- [Task brief]: Within the listing, each line that has the string "title" should be copied.

+-------+

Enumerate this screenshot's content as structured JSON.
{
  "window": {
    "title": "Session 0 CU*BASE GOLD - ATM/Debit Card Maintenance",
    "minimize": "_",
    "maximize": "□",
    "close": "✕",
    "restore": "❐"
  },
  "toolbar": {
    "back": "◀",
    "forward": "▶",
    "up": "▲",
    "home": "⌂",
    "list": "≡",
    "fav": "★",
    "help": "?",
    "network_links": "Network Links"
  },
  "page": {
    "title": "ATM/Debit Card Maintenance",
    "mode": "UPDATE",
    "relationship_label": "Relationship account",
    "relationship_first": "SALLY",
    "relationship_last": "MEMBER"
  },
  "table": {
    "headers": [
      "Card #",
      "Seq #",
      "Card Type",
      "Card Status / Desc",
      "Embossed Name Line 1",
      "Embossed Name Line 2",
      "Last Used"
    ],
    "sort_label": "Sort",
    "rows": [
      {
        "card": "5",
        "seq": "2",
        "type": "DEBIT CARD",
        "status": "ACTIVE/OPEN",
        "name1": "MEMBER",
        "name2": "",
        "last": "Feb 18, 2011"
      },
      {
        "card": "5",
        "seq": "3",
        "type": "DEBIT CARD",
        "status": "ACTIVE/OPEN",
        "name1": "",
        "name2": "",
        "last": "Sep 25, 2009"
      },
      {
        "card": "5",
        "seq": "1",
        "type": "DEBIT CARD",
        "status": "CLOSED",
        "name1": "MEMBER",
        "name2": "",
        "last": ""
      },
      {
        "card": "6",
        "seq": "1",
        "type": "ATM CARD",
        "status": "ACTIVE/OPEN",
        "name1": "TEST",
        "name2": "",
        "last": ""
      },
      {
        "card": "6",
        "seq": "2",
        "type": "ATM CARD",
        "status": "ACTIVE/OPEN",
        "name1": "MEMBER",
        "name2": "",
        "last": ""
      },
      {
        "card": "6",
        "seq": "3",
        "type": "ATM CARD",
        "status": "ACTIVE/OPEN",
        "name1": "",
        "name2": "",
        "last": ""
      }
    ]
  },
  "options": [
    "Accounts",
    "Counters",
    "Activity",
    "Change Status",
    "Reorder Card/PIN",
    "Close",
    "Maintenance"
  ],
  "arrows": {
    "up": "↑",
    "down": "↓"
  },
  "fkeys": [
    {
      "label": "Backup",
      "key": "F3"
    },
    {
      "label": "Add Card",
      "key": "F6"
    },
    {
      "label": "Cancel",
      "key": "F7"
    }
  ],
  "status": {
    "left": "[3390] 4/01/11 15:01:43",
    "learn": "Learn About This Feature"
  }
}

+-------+

- [Written response]:
    "title": "Session 0 CU*BASE GOLD - ATM/Debit Card Maintenance",
    "title": "ATM/Debit Card Maintenance",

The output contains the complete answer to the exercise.